(Material for the task)

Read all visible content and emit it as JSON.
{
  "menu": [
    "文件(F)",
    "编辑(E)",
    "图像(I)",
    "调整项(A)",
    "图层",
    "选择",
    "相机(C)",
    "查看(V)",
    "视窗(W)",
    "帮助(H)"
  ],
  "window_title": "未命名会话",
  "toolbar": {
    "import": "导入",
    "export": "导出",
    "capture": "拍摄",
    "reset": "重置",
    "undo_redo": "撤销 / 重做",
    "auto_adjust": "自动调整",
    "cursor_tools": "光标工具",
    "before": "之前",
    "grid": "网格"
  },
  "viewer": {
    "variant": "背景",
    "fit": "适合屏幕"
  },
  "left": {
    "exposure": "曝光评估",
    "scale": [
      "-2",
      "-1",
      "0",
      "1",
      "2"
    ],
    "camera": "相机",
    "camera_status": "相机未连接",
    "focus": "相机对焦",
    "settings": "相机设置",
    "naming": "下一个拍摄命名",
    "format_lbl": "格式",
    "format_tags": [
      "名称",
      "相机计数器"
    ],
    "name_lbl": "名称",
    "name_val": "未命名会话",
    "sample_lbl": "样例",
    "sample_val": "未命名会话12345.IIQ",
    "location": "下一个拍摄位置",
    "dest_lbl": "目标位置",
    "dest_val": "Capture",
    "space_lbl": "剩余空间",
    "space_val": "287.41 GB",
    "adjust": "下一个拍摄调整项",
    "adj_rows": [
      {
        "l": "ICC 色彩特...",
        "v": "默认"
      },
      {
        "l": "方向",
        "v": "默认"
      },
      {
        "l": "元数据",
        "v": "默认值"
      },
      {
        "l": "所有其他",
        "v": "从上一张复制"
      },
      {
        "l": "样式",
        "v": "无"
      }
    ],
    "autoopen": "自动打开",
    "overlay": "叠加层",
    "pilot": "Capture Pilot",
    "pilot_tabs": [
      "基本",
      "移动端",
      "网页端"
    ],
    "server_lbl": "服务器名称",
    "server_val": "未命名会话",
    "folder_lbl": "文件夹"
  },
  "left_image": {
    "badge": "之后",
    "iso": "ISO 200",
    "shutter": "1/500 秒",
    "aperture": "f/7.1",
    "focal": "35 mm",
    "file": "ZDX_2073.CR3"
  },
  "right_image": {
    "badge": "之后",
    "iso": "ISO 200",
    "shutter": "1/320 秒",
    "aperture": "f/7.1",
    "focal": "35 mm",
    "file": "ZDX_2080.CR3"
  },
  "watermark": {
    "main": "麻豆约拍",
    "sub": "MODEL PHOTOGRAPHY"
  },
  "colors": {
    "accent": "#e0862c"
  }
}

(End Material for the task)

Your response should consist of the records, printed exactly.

Read all visible content and emit it as JSON.
{
  "menu": [
    "文件(F)",
    "编辑(E)",
    "图像(I)",
    "调整项(A)",
    "图层",
    "选择",
    "相机(C)",
    "查看(V)",
    "视窗(W)",
    "帮助(H)"
  ],
  "window_title": "未命名会话",
  "toolbar": {
    "import": "导入",
    "export": "导出",
    "capture": "拍摄",
    "reset": "重置",
    "undo_redo": "撤销 / 重做",
    "auto_adjust": "自动调整",
    "cursor_tools": "光标工具",
    "before": "之前",
    "grid": "网格"
  },
  "viewer": {
    "variant": "背景",
    "fit": "适合屏幕"
  },
  "left": {
    "exposure": "曝光评估",
    "scale": [
      "-2",
      "-1",
      "0",
      "1",
      "2"
    ],
    "camera": "相机",
    "camera_status": "相机未连接",
    "focus": "相机对焦",
    "settings": "相机设置",
    "naming": "下一个拍摄命名",
    "format_lbl": "格式",
    "format_tags": [
      "名称",
      "相机计数器"
    ],
    "name_lbl": "名称",
    "name_val": "未命名会话",
    "sample_lbl": "样例",
    "sample_val": "未命名会话12345.IIQ",
    "location": "下一个拍摄位置",
    "dest_lbl": "目标位置",
    "dest_val": "Capture",
    "space_lbl": "剩余空间",
    "space_val": "287.41 GB",
    "adjust": "下一个拍摄调整项",
    "adj_rows": [
      {
        "l": "ICC 色彩特...",
        "v": "默认"
      },
      {
        "l": "方向",
        "v": "默认"
      },
      {
        "l": "元数据",
        "v": "默认值"
      },
      {
        "l": "所有其他",
        "v": "从上一张复制"
      },
      {
        "l": "样式",
        "v": "无"
      }
    ],
    "autoopen": "自动打开",
    "overlay": "叠加层",
    "pilot": "Capture Pilot",
    "pilot_tabs": [
      "基本",
      "移动端",
      "网页端"
    ],
    "server_lbl": "服务器名称",
    "server_val": "未命名会话",
    "folder_lbl": "文件夹"
  },
  "left_image": {
    "badge": "之后",
    "iso": "ISO 200",
    "shutter": "1/500 秒",
    "aperture": "f/7.1",
    "focal": "35 mm",
    "file": "ZDX_2073.CR3"
  },
  "right_image": {
    "badge": "之后",
    "iso": "ISO 200",
    "shutter": "1/320 秒",
    "aperture": "f/7.1",
    "focal": "35 mm",
    "file": "ZDX_2080.CR3"
  },
  "watermark": {
    "main": "麻豆约拍",
    "sub": "MODEL PHOTOGRAPHY"
  },
  "colors": {
    "accent": "#e0862c"
  }
}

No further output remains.